→ About this task: Could you copy out every line of the data where the word "that" occurs?

Entries from a dataset of interfaces:
========

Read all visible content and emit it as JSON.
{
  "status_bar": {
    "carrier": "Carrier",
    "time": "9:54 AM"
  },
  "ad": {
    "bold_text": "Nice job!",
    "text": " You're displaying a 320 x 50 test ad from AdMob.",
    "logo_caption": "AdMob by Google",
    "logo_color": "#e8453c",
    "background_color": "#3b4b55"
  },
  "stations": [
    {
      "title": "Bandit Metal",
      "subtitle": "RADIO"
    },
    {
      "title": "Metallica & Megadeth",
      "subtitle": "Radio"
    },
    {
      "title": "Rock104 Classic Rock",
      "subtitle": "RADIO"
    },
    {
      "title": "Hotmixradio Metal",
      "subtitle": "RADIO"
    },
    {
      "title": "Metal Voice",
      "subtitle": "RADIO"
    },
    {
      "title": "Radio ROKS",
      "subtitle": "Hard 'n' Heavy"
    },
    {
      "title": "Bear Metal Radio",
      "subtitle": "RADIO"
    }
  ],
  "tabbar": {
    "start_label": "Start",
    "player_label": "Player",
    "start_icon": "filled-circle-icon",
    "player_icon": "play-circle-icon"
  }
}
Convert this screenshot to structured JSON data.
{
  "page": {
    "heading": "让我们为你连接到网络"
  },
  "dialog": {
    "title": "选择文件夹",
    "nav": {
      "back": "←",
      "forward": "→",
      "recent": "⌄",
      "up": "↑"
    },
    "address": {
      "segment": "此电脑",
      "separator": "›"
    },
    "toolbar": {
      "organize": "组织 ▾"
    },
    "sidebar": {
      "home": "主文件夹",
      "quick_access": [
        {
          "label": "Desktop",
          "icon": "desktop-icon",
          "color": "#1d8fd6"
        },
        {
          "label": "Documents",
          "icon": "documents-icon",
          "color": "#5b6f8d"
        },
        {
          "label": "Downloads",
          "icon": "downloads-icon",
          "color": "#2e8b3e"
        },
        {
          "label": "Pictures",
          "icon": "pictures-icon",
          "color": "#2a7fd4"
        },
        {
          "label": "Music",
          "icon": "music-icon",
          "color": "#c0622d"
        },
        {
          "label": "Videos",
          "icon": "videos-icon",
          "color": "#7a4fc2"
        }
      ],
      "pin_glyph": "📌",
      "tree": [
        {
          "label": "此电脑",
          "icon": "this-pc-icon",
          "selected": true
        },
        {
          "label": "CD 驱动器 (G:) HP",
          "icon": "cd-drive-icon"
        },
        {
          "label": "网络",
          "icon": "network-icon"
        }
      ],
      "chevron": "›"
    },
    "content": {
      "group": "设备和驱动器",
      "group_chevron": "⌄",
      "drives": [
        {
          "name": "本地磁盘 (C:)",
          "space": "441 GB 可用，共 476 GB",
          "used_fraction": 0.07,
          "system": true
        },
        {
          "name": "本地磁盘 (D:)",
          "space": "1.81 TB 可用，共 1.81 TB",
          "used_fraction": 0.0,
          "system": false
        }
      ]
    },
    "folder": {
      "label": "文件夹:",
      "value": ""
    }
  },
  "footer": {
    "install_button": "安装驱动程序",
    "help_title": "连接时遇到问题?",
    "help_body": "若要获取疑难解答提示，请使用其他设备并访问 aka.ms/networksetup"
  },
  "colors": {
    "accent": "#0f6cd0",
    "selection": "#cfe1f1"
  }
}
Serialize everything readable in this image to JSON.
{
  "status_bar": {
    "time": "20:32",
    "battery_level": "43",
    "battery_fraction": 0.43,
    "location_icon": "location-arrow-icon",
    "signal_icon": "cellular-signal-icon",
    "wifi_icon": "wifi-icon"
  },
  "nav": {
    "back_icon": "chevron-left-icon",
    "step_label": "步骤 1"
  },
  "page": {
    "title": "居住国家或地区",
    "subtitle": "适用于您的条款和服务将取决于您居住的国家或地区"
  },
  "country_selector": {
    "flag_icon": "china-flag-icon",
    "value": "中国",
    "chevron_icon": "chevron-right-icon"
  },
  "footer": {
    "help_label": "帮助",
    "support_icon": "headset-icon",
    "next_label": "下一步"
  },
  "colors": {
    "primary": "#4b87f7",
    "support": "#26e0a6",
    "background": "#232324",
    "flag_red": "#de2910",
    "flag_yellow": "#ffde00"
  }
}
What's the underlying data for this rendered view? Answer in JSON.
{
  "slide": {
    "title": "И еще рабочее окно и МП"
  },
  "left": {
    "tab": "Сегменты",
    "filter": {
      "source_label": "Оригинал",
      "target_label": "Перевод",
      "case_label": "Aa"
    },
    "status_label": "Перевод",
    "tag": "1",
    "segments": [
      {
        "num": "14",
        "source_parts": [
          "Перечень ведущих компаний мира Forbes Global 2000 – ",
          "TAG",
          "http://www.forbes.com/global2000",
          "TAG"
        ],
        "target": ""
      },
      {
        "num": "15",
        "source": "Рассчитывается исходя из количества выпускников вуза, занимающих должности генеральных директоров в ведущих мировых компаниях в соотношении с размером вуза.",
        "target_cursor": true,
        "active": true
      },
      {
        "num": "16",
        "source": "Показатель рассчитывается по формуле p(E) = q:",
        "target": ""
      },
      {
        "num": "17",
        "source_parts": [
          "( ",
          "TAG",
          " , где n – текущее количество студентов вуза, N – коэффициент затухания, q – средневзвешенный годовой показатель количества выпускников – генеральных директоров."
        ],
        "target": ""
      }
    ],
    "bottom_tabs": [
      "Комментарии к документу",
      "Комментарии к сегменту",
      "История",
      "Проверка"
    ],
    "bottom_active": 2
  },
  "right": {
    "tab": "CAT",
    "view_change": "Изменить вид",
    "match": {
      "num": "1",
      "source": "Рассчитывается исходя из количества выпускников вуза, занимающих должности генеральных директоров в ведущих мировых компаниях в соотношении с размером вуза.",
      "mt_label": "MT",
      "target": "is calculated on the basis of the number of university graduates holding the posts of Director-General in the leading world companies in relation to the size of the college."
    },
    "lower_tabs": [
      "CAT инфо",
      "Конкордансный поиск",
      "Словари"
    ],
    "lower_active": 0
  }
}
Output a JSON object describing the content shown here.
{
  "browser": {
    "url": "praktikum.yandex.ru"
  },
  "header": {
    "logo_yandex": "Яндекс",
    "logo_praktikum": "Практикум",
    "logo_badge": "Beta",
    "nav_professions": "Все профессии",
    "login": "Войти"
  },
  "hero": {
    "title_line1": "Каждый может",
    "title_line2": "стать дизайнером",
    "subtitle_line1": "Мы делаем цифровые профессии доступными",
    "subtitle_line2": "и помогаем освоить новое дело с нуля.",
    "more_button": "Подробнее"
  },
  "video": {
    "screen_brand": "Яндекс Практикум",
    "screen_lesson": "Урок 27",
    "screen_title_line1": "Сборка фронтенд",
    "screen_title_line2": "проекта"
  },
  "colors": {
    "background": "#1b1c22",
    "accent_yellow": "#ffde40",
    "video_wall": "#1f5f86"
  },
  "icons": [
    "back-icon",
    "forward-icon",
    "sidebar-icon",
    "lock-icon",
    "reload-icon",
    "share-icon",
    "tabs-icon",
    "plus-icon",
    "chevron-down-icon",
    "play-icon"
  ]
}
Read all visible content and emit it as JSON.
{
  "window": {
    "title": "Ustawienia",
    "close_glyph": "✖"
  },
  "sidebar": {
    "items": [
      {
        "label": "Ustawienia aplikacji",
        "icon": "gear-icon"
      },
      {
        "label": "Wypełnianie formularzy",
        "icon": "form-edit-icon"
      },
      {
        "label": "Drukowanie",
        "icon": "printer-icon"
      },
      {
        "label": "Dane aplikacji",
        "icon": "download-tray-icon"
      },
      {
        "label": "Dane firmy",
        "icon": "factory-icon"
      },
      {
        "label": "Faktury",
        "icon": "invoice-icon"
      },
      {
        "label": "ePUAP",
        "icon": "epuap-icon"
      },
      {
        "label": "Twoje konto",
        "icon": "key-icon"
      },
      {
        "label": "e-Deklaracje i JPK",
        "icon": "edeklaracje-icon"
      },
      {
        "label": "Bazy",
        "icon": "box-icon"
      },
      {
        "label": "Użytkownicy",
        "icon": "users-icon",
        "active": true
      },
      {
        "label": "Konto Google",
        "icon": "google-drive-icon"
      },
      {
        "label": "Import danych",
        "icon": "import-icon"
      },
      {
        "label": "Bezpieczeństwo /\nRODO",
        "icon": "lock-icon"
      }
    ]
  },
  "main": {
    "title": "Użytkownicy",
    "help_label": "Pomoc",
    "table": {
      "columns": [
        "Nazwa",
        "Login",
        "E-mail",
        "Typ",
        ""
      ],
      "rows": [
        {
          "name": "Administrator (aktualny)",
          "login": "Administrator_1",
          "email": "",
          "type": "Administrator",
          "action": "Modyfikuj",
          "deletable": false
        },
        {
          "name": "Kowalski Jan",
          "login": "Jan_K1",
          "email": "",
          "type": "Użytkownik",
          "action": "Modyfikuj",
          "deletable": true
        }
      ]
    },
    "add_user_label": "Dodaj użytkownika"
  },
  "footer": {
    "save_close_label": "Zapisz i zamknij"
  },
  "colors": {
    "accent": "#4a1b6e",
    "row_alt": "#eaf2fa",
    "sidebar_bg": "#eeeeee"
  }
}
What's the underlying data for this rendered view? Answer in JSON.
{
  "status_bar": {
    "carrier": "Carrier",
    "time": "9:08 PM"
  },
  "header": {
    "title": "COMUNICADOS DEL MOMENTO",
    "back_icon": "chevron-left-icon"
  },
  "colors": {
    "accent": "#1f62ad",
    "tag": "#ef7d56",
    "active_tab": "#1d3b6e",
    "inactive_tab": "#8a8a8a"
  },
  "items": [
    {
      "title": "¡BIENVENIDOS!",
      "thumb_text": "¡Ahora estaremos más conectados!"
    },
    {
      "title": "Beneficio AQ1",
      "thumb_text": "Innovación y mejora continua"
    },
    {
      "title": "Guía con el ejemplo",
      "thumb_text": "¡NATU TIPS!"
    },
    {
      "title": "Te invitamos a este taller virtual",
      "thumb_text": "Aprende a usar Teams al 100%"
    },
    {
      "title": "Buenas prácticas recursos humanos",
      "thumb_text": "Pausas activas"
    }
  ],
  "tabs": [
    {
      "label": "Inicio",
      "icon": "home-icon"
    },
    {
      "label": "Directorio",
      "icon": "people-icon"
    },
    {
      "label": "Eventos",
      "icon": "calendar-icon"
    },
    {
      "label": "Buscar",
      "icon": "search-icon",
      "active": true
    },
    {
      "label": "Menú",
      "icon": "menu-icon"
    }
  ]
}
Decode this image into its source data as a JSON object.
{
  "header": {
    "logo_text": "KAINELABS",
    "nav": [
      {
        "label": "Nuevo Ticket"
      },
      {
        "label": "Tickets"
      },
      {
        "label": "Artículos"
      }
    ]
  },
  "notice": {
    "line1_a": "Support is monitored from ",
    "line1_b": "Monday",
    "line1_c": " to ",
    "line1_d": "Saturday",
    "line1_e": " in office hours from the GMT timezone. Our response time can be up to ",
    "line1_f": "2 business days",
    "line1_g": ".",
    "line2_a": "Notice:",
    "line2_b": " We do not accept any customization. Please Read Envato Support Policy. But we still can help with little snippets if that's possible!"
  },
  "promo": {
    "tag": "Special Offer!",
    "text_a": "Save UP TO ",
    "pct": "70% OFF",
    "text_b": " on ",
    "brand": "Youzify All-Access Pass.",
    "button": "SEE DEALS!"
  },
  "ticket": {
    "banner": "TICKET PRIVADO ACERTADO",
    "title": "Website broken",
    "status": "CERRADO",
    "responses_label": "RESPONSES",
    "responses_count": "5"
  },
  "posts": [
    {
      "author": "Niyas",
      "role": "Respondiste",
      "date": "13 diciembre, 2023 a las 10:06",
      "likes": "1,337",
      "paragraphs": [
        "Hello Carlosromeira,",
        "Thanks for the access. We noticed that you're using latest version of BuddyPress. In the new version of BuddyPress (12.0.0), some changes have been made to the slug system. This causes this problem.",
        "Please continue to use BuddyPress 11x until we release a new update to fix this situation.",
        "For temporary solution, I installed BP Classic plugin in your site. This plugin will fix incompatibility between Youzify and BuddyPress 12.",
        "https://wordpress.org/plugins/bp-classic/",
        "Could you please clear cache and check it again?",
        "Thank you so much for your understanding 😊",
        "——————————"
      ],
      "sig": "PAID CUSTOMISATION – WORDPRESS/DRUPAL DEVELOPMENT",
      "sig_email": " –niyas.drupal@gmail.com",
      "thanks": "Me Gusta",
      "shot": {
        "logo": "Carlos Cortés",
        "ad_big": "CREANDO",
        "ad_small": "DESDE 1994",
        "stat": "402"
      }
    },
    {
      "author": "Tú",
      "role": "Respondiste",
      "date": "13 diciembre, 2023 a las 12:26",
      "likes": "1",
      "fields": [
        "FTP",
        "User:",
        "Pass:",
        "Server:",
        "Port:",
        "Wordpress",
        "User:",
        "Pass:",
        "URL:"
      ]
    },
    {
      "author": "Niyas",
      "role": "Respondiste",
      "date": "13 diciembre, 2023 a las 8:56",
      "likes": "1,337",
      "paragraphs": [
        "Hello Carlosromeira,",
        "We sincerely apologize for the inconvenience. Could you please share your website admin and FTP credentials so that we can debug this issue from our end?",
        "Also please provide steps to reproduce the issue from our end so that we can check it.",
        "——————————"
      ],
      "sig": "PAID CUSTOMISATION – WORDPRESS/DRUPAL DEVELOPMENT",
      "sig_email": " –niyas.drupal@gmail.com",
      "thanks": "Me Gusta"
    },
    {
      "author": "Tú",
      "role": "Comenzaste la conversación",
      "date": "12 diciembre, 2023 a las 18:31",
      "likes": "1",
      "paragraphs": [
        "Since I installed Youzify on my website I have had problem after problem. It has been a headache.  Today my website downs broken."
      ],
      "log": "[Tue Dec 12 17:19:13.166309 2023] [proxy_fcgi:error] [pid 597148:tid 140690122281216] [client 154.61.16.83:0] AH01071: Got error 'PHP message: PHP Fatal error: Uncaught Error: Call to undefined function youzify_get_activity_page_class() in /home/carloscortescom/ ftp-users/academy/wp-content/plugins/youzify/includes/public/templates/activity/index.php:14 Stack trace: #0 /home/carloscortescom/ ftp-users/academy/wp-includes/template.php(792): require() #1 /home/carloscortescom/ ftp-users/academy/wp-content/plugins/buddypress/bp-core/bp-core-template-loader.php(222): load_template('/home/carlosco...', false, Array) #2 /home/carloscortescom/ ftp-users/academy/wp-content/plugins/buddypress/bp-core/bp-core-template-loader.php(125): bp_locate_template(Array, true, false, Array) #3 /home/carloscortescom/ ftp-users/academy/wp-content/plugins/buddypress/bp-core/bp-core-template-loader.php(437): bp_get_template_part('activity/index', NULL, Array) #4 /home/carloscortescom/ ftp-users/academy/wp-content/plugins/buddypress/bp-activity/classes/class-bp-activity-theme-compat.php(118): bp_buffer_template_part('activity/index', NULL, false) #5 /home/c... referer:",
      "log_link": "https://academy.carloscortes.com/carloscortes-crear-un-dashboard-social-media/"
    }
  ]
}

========

→ Result below:
    "line2_b": " We do not accept any customization. Please Read Envato Support Policy. But we still can help with little snippets if that's possible!"
        "Thanks for the access. We noticed that you're using latest version of BuddyPress. In the new version of BuddyPress (12.0.0), some changes have been made to the slug system. This causes this problem.",
        "We sincerely apologize for the inconvenience. Could you please share your website admin and FTP credentials so that we can debug this issue from our end?",
        "Also please provide steps to reproduce the issue from our end so that we can check it.",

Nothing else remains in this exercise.